- What the exercise asks
The answer must consist of every line in the records that contains the word "weight".

- Records provided
/---
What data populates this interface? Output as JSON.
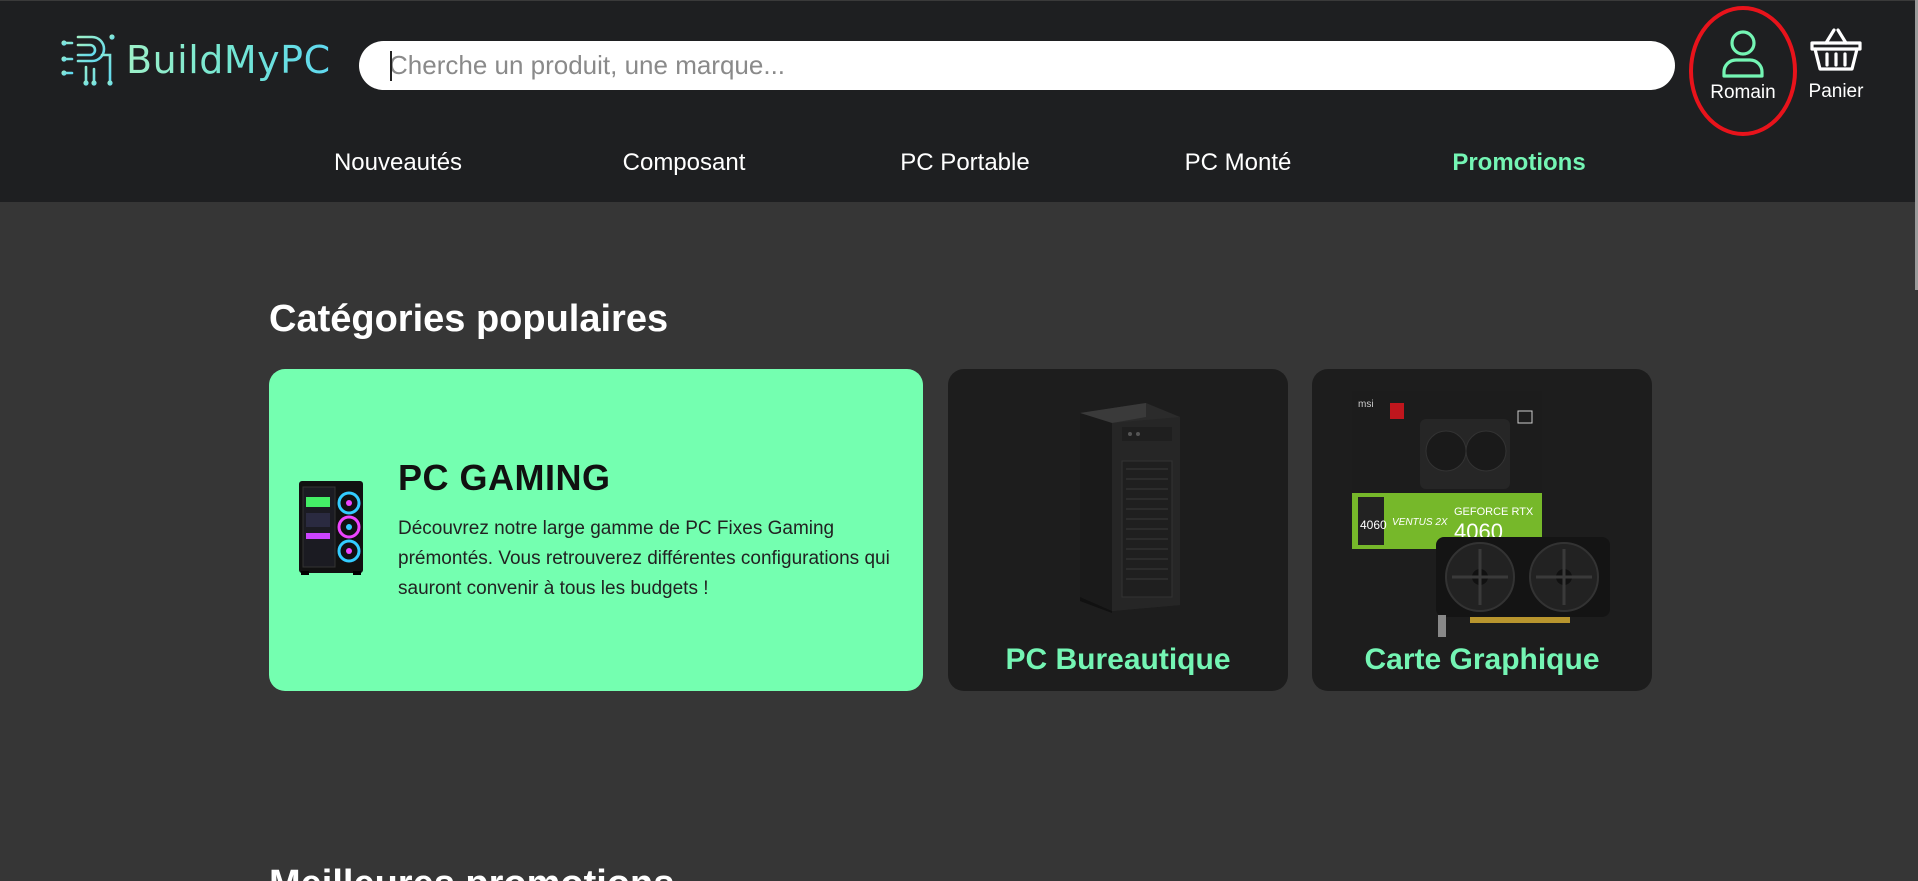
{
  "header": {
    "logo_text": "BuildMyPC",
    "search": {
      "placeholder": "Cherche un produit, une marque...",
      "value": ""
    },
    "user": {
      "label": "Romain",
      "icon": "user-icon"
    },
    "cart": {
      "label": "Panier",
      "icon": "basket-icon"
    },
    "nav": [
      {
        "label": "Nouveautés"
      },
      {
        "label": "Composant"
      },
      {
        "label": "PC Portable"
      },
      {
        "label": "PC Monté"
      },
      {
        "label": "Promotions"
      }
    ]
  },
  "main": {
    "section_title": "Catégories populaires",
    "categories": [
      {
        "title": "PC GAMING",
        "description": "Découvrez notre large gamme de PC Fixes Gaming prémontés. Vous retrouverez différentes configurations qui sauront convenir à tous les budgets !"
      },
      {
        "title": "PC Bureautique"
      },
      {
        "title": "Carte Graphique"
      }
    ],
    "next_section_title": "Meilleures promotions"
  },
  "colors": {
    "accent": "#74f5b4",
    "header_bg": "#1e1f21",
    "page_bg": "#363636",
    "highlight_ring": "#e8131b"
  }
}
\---
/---
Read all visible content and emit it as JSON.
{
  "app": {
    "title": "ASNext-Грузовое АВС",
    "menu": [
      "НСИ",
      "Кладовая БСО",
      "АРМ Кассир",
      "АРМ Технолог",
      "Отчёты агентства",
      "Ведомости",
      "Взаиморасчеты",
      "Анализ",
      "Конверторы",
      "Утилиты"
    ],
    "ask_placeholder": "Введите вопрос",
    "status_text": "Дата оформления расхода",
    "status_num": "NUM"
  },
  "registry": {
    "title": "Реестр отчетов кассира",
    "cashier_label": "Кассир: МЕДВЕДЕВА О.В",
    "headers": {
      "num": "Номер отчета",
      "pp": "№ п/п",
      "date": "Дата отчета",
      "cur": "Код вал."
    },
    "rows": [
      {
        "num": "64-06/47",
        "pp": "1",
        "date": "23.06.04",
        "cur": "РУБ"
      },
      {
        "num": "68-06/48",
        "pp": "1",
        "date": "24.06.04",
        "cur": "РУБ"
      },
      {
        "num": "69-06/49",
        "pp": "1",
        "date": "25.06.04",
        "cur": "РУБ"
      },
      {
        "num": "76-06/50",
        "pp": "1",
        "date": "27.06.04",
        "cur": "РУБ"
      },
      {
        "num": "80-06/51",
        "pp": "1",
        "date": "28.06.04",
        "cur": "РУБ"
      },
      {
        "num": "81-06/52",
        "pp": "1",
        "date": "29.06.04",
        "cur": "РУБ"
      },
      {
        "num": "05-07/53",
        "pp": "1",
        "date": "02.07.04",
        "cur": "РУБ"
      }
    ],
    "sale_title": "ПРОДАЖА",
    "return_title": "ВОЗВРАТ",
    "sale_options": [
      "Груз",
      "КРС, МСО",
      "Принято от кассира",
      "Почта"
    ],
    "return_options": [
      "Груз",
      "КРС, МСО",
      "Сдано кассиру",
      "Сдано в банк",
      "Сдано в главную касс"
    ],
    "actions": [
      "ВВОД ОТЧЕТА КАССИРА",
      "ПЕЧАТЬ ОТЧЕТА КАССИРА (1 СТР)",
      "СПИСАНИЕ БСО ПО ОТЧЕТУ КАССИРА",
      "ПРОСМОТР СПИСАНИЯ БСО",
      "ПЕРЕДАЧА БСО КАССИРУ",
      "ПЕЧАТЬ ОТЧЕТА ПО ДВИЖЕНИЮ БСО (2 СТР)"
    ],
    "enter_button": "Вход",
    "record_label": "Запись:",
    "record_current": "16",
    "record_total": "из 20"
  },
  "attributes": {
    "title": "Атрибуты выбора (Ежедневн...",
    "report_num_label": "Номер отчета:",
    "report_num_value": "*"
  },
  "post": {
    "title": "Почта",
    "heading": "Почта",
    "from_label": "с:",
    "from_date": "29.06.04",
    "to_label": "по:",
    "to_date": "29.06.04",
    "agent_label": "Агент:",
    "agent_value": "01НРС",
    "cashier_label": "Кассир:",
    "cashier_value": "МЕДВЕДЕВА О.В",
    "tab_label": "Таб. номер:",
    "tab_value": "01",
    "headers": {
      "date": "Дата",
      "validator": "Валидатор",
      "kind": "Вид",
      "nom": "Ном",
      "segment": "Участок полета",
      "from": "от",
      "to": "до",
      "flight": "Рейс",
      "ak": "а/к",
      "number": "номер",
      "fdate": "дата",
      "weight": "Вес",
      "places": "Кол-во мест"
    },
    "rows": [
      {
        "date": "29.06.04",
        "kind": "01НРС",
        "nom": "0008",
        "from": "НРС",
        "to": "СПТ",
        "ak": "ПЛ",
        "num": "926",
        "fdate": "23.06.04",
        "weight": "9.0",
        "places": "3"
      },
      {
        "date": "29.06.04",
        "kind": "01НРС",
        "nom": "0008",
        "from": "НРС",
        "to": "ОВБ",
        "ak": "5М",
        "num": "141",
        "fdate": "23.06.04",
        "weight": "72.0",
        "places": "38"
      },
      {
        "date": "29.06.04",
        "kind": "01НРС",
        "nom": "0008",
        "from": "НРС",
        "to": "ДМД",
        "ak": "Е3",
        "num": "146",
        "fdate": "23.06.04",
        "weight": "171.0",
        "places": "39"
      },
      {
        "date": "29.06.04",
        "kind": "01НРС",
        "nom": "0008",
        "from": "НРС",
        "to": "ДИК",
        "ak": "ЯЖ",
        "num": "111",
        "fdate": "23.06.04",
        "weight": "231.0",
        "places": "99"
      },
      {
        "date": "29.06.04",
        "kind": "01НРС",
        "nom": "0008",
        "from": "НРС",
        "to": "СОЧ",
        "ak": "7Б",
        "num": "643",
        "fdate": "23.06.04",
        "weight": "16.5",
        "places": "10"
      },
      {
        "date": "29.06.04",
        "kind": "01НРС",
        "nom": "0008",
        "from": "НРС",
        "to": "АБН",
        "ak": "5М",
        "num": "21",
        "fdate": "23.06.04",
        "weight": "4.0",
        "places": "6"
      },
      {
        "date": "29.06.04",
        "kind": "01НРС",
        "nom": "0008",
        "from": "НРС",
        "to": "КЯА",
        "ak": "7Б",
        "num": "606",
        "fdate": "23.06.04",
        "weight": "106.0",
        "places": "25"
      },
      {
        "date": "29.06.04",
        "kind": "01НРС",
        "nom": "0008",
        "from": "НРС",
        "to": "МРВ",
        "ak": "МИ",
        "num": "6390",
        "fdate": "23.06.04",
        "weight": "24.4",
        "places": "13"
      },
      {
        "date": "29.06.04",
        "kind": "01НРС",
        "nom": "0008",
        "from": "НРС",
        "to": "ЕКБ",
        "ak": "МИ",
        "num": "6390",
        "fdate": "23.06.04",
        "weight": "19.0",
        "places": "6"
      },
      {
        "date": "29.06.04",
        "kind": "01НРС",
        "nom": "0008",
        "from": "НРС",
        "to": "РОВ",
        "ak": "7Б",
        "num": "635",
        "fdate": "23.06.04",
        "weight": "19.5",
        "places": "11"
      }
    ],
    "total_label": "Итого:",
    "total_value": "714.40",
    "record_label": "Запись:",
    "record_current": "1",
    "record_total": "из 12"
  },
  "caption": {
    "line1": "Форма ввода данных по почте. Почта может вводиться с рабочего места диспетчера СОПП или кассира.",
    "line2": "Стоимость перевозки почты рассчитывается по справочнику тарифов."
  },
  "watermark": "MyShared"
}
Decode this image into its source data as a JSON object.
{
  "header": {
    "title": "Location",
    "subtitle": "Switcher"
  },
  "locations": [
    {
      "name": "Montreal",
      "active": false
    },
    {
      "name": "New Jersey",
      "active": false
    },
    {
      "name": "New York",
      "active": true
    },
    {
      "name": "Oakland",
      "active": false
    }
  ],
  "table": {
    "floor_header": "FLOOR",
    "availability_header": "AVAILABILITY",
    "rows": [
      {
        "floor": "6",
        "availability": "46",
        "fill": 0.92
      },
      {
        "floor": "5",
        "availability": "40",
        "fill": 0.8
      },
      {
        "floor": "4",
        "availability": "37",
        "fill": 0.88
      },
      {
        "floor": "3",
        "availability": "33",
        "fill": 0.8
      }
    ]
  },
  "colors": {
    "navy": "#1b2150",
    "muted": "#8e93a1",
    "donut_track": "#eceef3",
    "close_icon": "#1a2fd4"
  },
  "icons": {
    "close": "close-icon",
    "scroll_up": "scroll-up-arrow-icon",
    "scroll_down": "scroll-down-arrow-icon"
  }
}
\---
- Answer to this problem
      "weight": "Вес",
        "weight": "9.0",
        "weight": "72.0",
        "weight": "171.0",
        "weight": "231.0",
        "weight": "16.5",
        "weight": "4.0",
        "weight": "106.0",
        "weight": "24.4",
        "weight": "19.0",
        "weight": "19.5",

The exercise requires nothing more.